▶ **Data for analysis**:
◇ ◇ ◇
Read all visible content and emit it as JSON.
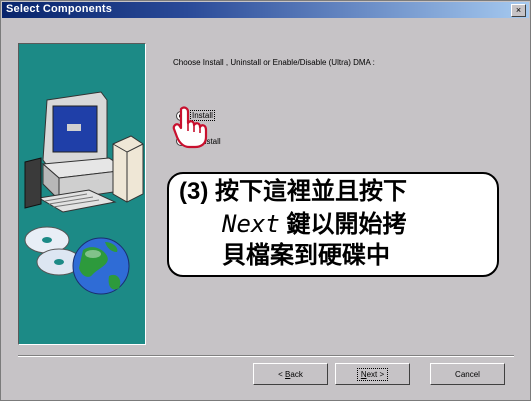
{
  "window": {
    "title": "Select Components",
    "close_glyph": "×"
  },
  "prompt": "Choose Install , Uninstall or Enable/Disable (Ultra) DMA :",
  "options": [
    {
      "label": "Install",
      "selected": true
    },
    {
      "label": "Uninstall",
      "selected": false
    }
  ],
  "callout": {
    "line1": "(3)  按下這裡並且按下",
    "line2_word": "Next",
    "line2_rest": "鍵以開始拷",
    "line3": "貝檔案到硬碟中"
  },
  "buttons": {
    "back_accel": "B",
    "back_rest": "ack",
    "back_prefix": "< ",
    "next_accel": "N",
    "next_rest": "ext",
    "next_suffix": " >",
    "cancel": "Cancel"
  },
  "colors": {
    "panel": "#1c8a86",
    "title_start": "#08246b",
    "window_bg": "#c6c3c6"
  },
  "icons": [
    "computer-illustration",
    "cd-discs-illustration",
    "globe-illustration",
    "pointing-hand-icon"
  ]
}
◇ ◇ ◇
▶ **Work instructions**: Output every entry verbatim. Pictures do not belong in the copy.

▶ **The answer**:
Read all visible content and emit it as JSON.
{
  "window": {
    "title": "Select Components",
    "close_glyph": "×"
  },
  "prompt": "Choose Install , Uninstall or Enable/Disable (Ultra) DMA :",
  "options": [
    {
      "label": "Install",
      "selected": true
    },
    {
      "label": "Uninstall",
      "selected": false
    }
  ],
  "callout": {
    "line1": "(3)  按下這裡並且按下",
    "line2_word": "Next",
    "line2_rest": "鍵以開始拷",
    "line3": "貝檔案到硬碟中"
  },
  "buttons": {
    "back_accel": "B",
    "back_rest": "ack",
    "back_prefix": "< ",
    "next_accel": "N",
    "next_rest": "ext",
    "next_suffix": " >",
    "cancel": "Cancel"
  },
  "colors": {
    "panel": "#1c8a86",
    "title_start": "#08246b",
    "window_bg": "#c6c3c6"
  },
  "icons": [
    "computer-illustration",
    "cd-discs-illustration",
    "globe-illustration",
    "pointing-hand-icon"
  ]
}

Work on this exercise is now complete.